The Japan-based destroyer John S. McCain was relatively close to the North Korean ship but had no orders to intercept it, a senior U.S. military official told The Associated Press on Friday. The official spoke on condition of anonymity because of the sensitivity of the issue.
The ship is named after the grandfather and father of Senator John McCain. He said the U.S. should board the Kang Nam even without North Korean permission if hard evidence shows it is carrying missiles or other cargo in violation of U.N. resolutions.
"It's going to contribute to the proliferation of weapons of mass destruction to rogue nations that pose a direct threat to the United States," McCain said Sunday on CBS' "Face the Nation."
Navy spokesman Cmdr. Ron Steiner said he could not comment on the warship's activity. A Japanese Defense Ministry spokeswoman also declined to provide any details but said Japan and U.S. defense officials were monitoring the situation.
Japan's Coast Guard, meanwhile, said it received a notice from North Korea's maritime authority saying ships would be banned from the waters off the coast of northern North Korea and southeastern Russia between June 25 through July 10 "for military exercises."
Coast Guard spokesman Go Nagai said the exercise wasn't considered a threat to Japan's national security.

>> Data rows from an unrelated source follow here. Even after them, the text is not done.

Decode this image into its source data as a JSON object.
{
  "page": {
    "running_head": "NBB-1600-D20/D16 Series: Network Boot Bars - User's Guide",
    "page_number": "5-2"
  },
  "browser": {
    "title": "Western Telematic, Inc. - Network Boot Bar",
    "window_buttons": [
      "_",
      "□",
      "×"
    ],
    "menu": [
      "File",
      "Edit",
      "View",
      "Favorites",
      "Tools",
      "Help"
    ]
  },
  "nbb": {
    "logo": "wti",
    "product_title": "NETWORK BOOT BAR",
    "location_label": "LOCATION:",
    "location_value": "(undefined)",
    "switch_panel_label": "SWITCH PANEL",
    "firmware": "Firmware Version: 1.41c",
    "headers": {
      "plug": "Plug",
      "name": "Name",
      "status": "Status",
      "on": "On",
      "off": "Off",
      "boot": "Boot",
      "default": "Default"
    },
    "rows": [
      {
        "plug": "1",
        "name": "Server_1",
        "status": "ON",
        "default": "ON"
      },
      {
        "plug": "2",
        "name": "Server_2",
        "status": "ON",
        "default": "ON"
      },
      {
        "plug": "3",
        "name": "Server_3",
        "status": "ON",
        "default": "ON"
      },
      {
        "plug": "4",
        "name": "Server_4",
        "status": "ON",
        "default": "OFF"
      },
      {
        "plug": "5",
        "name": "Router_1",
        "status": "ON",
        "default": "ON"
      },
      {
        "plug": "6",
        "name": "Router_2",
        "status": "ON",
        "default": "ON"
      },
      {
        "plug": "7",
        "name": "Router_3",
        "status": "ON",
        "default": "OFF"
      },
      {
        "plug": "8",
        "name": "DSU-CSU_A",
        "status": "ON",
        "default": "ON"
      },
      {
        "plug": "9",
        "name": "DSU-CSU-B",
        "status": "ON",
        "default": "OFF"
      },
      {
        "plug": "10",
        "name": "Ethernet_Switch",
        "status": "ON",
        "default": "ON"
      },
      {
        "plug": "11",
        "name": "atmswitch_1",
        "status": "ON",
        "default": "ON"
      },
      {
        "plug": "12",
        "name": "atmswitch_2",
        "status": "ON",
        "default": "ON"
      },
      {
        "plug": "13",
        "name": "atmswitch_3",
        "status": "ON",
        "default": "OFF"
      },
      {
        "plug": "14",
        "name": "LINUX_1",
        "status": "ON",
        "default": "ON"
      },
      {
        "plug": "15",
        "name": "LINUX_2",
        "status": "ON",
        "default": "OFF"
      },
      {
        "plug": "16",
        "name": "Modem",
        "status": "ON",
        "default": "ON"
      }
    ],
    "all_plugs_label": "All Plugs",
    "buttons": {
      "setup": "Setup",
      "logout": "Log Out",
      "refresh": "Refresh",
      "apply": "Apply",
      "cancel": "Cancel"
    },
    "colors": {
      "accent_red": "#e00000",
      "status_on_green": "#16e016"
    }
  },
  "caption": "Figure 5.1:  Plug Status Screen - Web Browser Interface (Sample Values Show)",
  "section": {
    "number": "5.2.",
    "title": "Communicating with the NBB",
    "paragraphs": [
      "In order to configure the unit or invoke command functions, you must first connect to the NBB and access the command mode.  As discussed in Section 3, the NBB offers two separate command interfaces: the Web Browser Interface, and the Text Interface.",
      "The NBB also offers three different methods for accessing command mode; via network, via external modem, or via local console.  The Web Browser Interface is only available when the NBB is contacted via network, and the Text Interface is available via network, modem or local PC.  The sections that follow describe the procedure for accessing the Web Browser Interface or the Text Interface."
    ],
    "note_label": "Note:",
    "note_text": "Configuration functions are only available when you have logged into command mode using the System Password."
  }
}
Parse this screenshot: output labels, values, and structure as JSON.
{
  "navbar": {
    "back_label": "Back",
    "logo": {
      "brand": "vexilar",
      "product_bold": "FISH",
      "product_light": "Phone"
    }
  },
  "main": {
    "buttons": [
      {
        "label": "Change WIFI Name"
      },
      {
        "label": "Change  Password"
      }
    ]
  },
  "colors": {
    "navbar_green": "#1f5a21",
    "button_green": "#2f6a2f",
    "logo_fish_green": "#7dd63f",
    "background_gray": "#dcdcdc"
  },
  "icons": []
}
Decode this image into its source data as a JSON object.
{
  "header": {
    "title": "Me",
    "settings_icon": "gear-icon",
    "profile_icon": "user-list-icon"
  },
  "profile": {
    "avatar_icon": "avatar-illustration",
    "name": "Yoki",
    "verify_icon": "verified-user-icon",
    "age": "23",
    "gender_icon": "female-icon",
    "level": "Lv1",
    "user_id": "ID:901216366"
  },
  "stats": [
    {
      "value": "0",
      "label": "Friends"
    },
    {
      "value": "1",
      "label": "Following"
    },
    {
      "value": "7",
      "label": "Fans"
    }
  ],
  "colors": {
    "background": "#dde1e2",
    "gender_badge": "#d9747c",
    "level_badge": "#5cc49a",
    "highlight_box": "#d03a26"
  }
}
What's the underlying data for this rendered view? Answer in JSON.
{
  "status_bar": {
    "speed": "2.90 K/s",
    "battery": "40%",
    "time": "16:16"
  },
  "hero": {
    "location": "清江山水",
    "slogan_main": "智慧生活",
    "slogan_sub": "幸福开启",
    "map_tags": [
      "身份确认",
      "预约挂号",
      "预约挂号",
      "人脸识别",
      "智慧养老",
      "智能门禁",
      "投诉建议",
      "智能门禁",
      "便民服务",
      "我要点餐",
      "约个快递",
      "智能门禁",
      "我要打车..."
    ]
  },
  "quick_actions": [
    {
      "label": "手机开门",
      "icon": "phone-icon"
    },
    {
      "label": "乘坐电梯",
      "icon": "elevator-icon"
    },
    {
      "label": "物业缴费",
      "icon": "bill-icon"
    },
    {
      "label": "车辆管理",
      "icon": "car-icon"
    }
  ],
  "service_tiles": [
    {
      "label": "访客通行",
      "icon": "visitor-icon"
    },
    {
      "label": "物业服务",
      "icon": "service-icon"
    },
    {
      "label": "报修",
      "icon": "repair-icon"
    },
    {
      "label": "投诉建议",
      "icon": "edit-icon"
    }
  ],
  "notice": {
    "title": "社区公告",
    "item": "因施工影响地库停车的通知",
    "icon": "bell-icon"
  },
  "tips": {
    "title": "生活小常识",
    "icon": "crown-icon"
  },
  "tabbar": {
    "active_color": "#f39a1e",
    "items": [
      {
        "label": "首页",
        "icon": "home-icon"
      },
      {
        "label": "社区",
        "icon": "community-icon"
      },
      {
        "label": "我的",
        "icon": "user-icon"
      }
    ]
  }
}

Washington and North Korea's neighbors scrambled to find a way to defuse tensions on the Korean peninsula, with U.S. defense officials heading Monday to Beijing for talks with their Chinese counterparts.
Defense Undersecretary Michele Flournoy was en route to Beijing and was scheduled to continue on to Tokyo and Seoul later in the week for discussions about North Korea.